=== Problem to work on ===
Pictures stay out; everything else in the entries below is to be duplicated exactly.

────

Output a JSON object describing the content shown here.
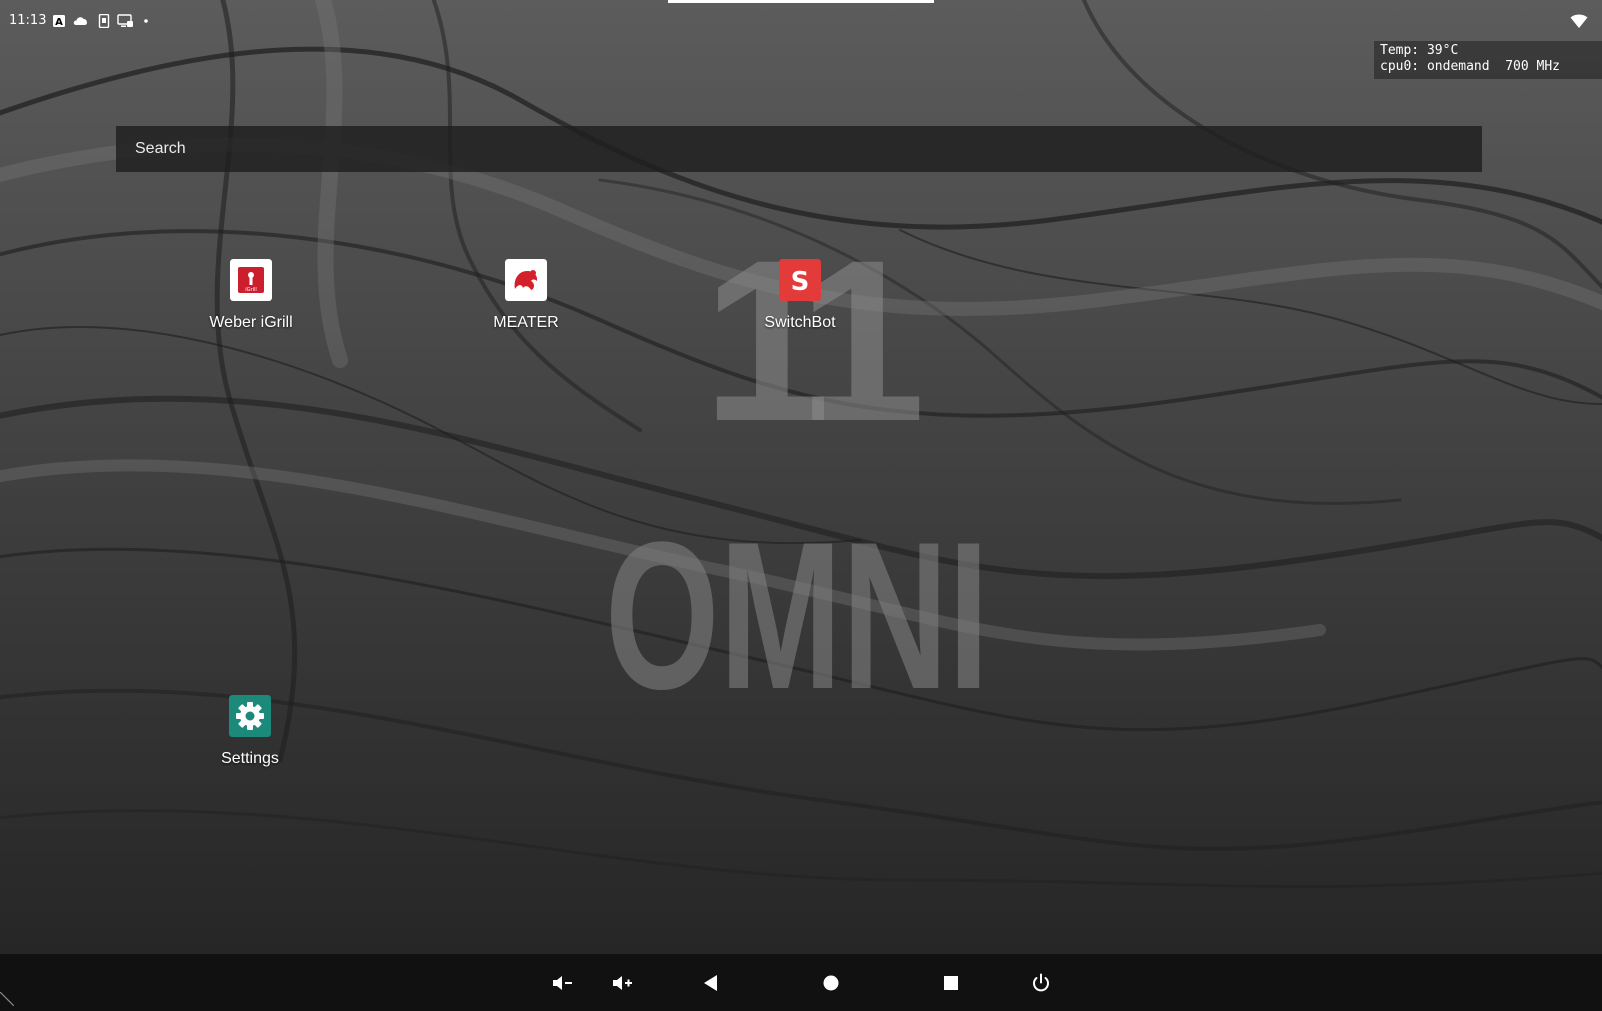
{
  "status_bar": {
    "time": "11:13",
    "icons": [
      "text-a-icon",
      "cloud-icon",
      "sim-card-icon",
      "cast-icon",
      "dot-icon"
    ],
    "right_icons": [
      "wifi-icon"
    ]
  },
  "cpu_overlay": {
    "line1": "Temp: 39°C",
    "line2": "cpu0: ondemand  700 MHz"
  },
  "wallpaper": {
    "number": "11",
    "brand": "OMNI"
  },
  "search": {
    "placeholder": "Search"
  },
  "apps": [
    {
      "label": "Weber iGrill",
      "icon": "weber-igrill-icon",
      "color": "#cc1f2d"
    },
    {
      "label": "MEATER",
      "icon": "meater-icon",
      "color": "#d4202b"
    },
    {
      "label": "SwitchBot",
      "icon": "switchbot-icon",
      "color": "#e33a3a"
    },
    {
      "label": "Settings",
      "icon": "settings-gear-icon",
      "color": "#1b8a7a"
    }
  ],
  "nav_bar": {
    "buttons": [
      "volume-down-icon",
      "volume-up-icon",
      "back-icon",
      "home-icon",
      "recents-icon",
      "power-icon"
    ]
  }
}
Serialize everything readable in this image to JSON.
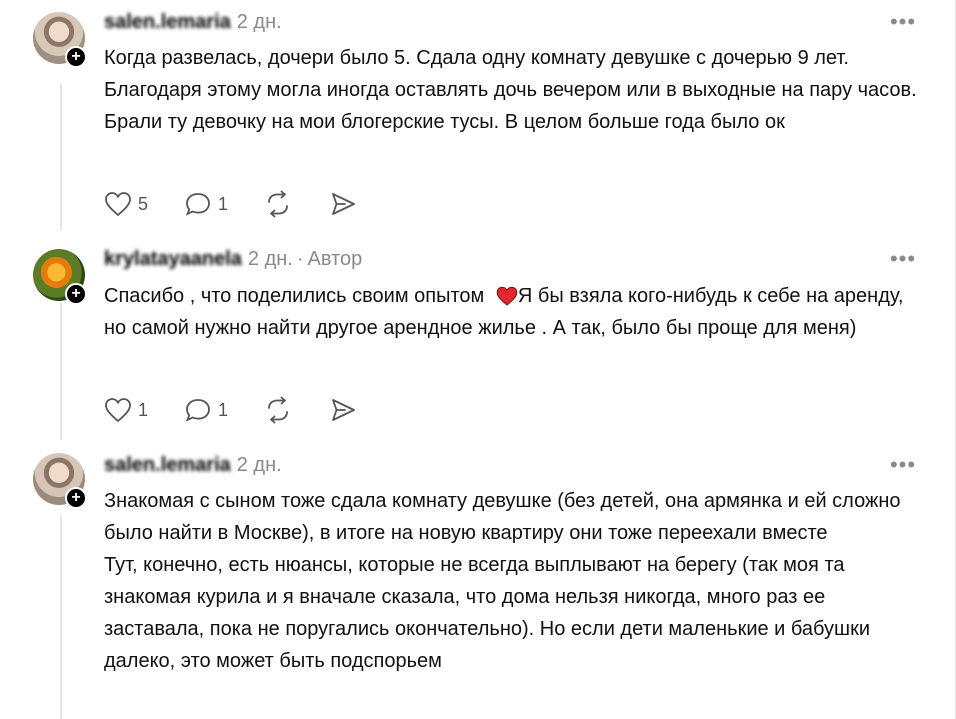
{
  "comments": [
    {
      "author": "salen.lemaria",
      "date": "2 дн.",
      "is_author": false,
      "text": "Когда развелась, дочери было 5. Сдала одну комнату девушке с дочерью 9 лет. Благодаря этому могла иногда оставлять дочь вечером или в выходные на пару часов. Брали ту девочку на мои блогерские тусы. В целом больше года было ок",
      "likes": "5",
      "replies": "1"
    },
    {
      "author": "krylatayaanela",
      "date": "2 дн.",
      "is_author": true,
      "author_badge": "Автор",
      "text_before_emoji": "Спасибо , что поделились своим опытом",
      "text_after_emoji": "Я бы взяла кого-нибудь к себе на аренду, но самой нужно найти другое арендное жилье . А так, было бы проще для меня)",
      "likes": "1",
      "replies": "1"
    },
    {
      "author": "salen.lemaria",
      "date": "2 дн.",
      "is_author": false,
      "paragraph1": "Знакомая с сыном тоже сдала комнату девушке (без детей, она армянка и ей сложно было найти в Москве), в итоге на новую квартиру они тоже переехали вместе",
      "paragraph2": "Тут, конечно, есть нюансы, которые не всегда выплывают на берегу (так моя та знакомая курила и я вначале сказала, что дома нельзя никогда, много раз ее заставала, пока не поругались окончательно). Но если дети маленькие и бабушки далеко, это может быть подспорьем"
    }
  ],
  "ui": {
    "more_glyph": "•••",
    "plus_glyph": "+",
    "dot_separator": "·",
    "icons": [
      "heart-icon",
      "comment-icon",
      "repost-icon",
      "send-icon"
    ],
    "accent_heart_color": "#e0282e"
  }
}
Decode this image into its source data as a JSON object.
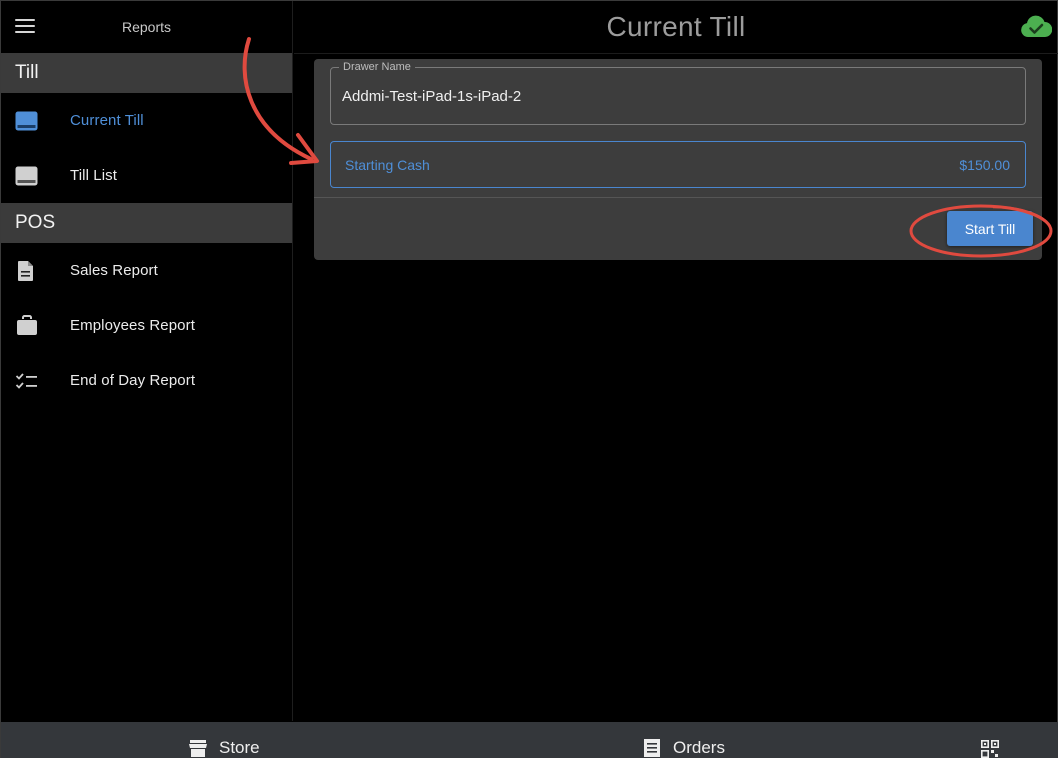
{
  "sidebar": {
    "title": "Reports",
    "sections": [
      {
        "label": "Till",
        "items": [
          {
            "label": "Current Till",
            "icon": "till-icon",
            "active": true
          },
          {
            "label": "Till List",
            "icon": "till-icon",
            "active": false
          }
        ]
      },
      {
        "label": "POS",
        "items": [
          {
            "label": "Sales Report",
            "icon": "document-icon",
            "active": false
          },
          {
            "label": "Employees Report",
            "icon": "briefcase-icon",
            "active": false
          },
          {
            "label": "End of Day Report",
            "icon": "checklist-icon",
            "active": false
          }
        ]
      }
    ]
  },
  "header": {
    "title": "Current Till",
    "sync_icon": "cloud-check-icon"
  },
  "till_form": {
    "drawer_name_label": "Drawer Name",
    "drawer_name_value": "Addmi-Test-iPad-1s-iPad-2",
    "starting_cash_label": "Starting Cash",
    "starting_cash_value": "$150.00",
    "start_button_label": "Start Till"
  },
  "bottom_nav": {
    "items": [
      {
        "label": "Store",
        "icon": "store-icon"
      },
      {
        "label": "Orders",
        "icon": "orders-icon"
      },
      {
        "label": "",
        "icon": "qr-code-icon"
      }
    ]
  },
  "colors": {
    "accent": "#4a86cf",
    "annotation": "#e04a3f",
    "sync_green": "#4caf50",
    "section_bg": "#3b3b3b",
    "card_bg": "#3d3d3d",
    "bottom_bar_bg": "#34373b"
  }
}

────

=== Solution for this problem ===
Output a JSON object describing the content shown here.
{
  "status_bar": {
    "time": "11:13",
    "icons": [
      "text-a-icon",
      "cloud-icon",
      "sim-card-icon",
      "cast-icon",
      "dot-icon"
    ],
    "right_icons": [
      "wifi-icon"
    ]
  },
  "cpu_overlay": {
    "line1": "Temp: 39°C",
    "line2": "cpu0: ondemand  700 MHz"
  },
  "wallpaper": {
    "number": "11",
    "brand": "OMNI"
  },
  "search": {
    "placeholder": "Search"
  },
  "apps": [
    {
      "label": "Weber iGrill",
      "icon": "weber-igrill-icon",
      "color": "#cc1f2d"
    },
    {
      "label": "MEATER",
      "icon": "meater-icon",
      "color": "#d4202b"
    },
    {
      "label": "SwitchBot",
      "icon": "switchbot-icon",
      "color": "#e33a3a"
    },
    {
      "label": "Settings",
      "icon": "settings-gear-icon",
      "color": "#1b8a7a"
    }
  ],
  "nav_bar": {
    "buttons": [
      "volume-down-icon",
      "volume-up-icon",
      "back-icon",
      "home-icon",
      "recents-icon",
      "power-icon"
    ]
  }
}
Serialize everything readable in this image to JSON.
{
  "comments": [
    {
      "author": "salen.lemaria",
      "date": "2 дн.",
      "is_author": false,
      "text": "Когда развелась, дочери было 5. Сдала одну комнату девушке с дочерью 9 лет. Благодаря этому могла иногда оставлять дочь вечером или в выходные на пару часов. Брали ту девочку на мои блогерские тусы. В целом больше года было ок",
      "likes": "5",
      "replies": "1"
    },
    {
      "author": "krylatayaanela",
      "date": "2 дн.",
      "is_author": true,
      "author_badge": "Автор",
      "text_before_emoji": "Спасибо , что поделились своим опытом",
      "text_after_emoji": "Я бы взяла кого-нибудь к себе на аренду, но самой нужно найти другое арендное жилье . А так, было бы проще для меня)",
      "likes": "1",
      "replies": "1"
    },
    {
      "author": "salen.lemaria",
      "date": "2 дн.",
      "is_author": false,
      "paragraph1": "Знакомая с сыном тоже сдала комнату девушке (без детей, она армянка и ей сложно было найти в Москве), в итоге на новую квартиру они тоже переехали вместе",
      "paragraph2": "Тут, конечно, есть нюансы, которые не всегда выплывают на берегу (так моя та знакомая курила и я вначале сказала, что дома нельзя никогда, много раз ее заставала, пока не поругались окончательно). Но если дети маленькие и бабушки далеко, это может быть подспорьем"
    }
  ],
  "ui": {
    "more_glyph": "•••",
    "plus_glyph": "+",
    "dot_separator": "·",
    "icons": [
      "heart-icon",
      "comment-icon",
      "repost-icon",
      "send-icon"
    ],
    "accent_heart_color": "#e0282e"
  }
}
Decode this image into its source data as a JSON object.
{
  "sidebar": {
    "title": "Reports",
    "sections": [
      {
        "label": "Till",
        "items": [
          {
            "label": "Current Till",
            "icon": "till-icon",
            "active": true
          },
          {
            "label": "Till List",
            "icon": "till-icon",
            "active": false
          }
        ]
      },
      {
        "label": "POS",
        "items": [
          {
            "label": "Sales Report",
            "icon": "document-icon",
            "active": false
          },
          {
            "label": "Employees Report",
            "icon": "briefcase-icon",
            "active": false
          },
          {
            "label": "End of Day Report",
            "icon": "checklist-icon",
            "active": false
          }
        ]
      }
    ]
  },
  "header": {
    "title": "Current Till",
    "sync_icon": "cloud-check-icon"
  },
  "till_form": {
    "drawer_name_label": "Drawer Name",
    "drawer_name_value": "Addmi-Test-iPad-1s-iPad-2",
    "starting_cash_label": "Starting Cash",
    "starting_cash_value": "$150.00",
    "start_button_label": "Start Till"
  },
  "bottom_nav": {
    "items": [
      {
        "label": "Store",
        "icon": "store-icon"
      },
      {
        "label": "Orders",
        "icon": "orders-icon"
      },
      {
        "label": "",
        "icon": "qr-code-icon"
      }
    ]
  },
  "colors": {
    "accent": "#4a86cf",
    "annotation": "#e04a3f",
    "sync_green": "#4caf50",
    "section_bg": "#3b3b3b",
    "card_bg": "#3d3d3d",
    "bottom_bar_bg": "#34373b"
  }
}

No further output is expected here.